TASK> Search the entries below for the word "Максим" and copy each line that has it.

§ §

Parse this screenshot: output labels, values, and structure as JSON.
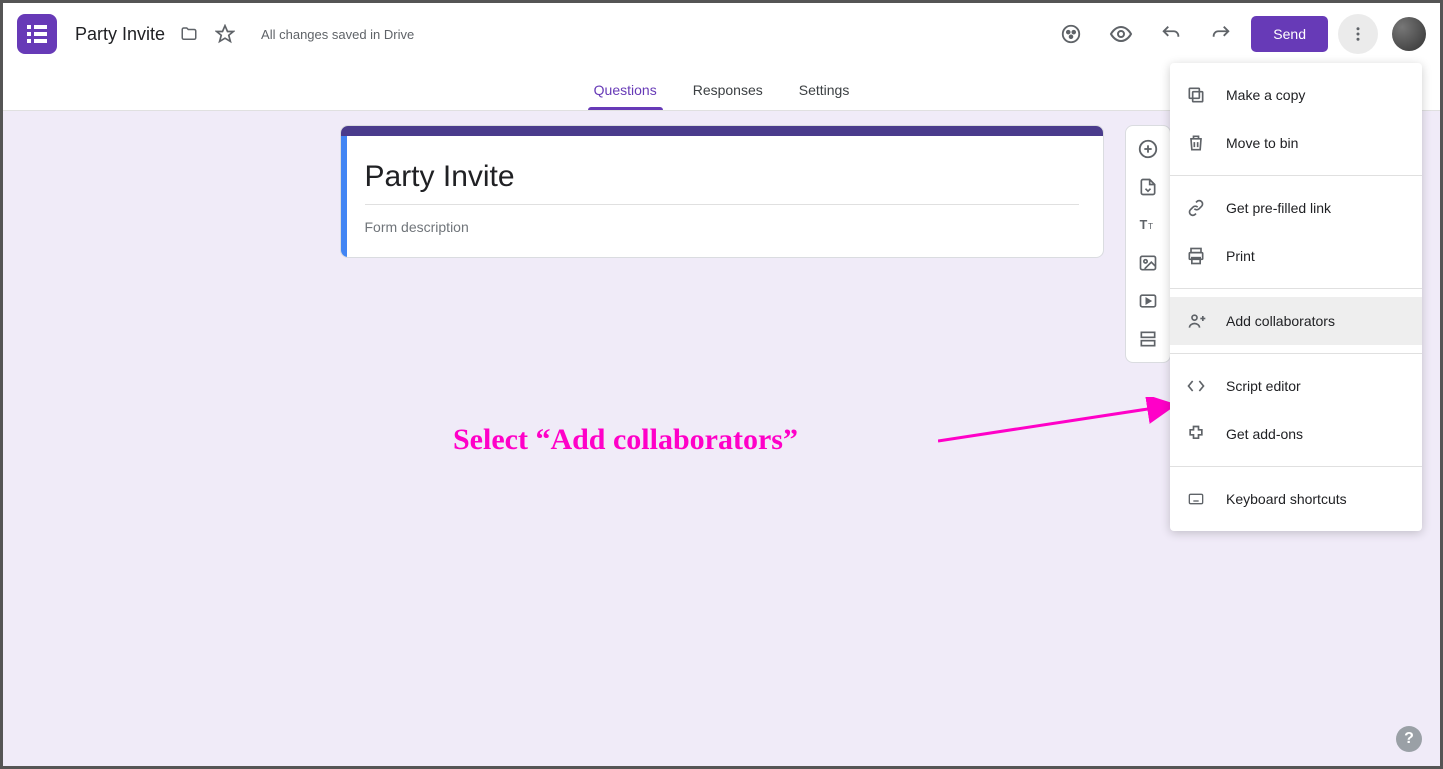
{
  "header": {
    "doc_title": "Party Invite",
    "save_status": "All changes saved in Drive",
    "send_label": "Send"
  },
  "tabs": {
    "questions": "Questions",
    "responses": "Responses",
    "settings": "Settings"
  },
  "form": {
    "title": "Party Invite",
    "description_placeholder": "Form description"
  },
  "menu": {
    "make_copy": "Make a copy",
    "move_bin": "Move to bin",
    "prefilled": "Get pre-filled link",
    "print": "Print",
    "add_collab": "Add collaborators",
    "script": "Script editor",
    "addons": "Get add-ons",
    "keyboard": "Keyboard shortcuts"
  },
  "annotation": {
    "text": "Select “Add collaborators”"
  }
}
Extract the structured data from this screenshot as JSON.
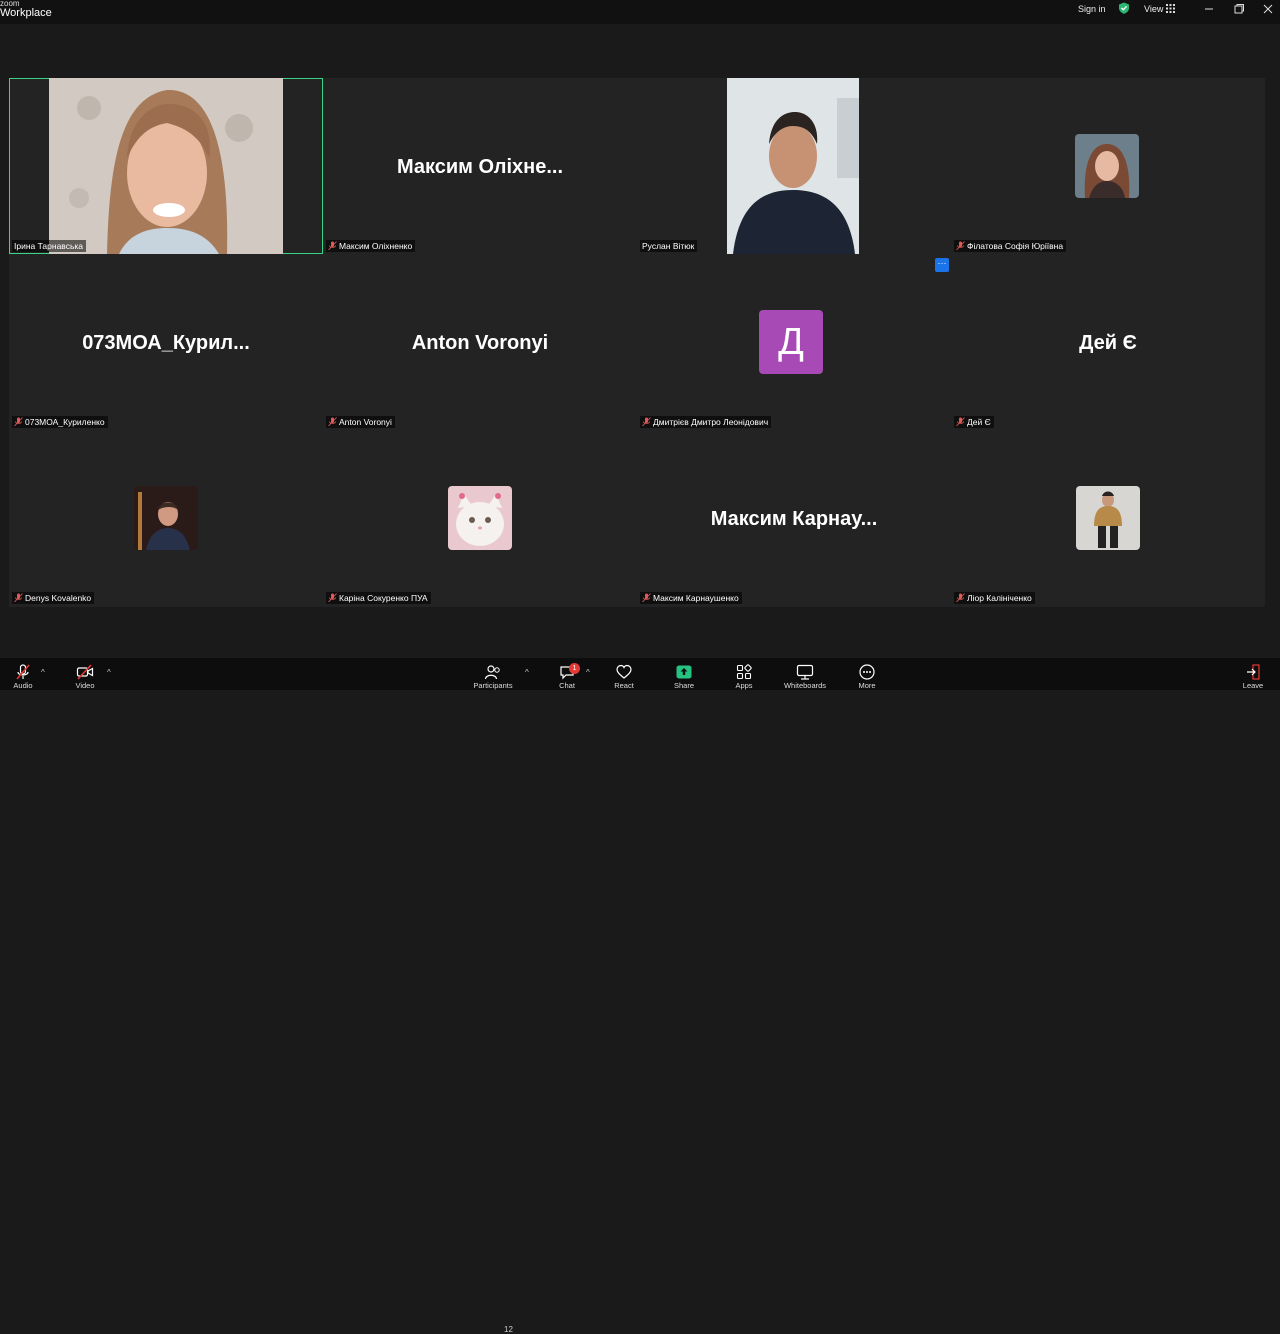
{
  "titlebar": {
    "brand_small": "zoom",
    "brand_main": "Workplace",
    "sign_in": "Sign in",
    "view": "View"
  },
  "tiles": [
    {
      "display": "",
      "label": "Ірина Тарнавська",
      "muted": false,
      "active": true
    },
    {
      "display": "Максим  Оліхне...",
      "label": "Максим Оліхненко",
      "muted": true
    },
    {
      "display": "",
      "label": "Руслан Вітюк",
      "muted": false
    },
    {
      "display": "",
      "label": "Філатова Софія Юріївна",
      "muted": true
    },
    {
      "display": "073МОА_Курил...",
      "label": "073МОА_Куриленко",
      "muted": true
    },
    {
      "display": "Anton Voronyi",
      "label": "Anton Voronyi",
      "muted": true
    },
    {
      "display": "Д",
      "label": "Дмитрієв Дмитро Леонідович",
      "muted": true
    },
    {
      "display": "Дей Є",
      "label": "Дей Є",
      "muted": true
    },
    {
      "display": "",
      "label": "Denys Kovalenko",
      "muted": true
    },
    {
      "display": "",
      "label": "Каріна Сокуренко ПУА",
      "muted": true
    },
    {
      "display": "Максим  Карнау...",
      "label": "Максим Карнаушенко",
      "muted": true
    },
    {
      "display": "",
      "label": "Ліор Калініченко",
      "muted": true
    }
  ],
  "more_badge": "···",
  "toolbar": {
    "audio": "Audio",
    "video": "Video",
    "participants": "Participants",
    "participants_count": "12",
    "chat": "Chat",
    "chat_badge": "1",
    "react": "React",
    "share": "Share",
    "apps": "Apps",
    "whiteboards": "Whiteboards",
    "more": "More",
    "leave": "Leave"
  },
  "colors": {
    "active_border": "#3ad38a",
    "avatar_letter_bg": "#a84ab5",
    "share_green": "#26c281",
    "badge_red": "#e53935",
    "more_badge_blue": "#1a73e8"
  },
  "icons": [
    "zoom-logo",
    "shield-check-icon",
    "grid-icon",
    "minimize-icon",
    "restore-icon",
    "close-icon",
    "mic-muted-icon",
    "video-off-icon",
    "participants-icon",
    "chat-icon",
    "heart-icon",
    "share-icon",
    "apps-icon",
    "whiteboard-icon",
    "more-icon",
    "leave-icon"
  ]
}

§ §

EXPECTED OUTPUT>
      "display": "Максим  Оліхне...",
      "label": "Максим Оліхненко",
      "display": "Максим  Карнау...",
      "label": "Максим Карнаушенко",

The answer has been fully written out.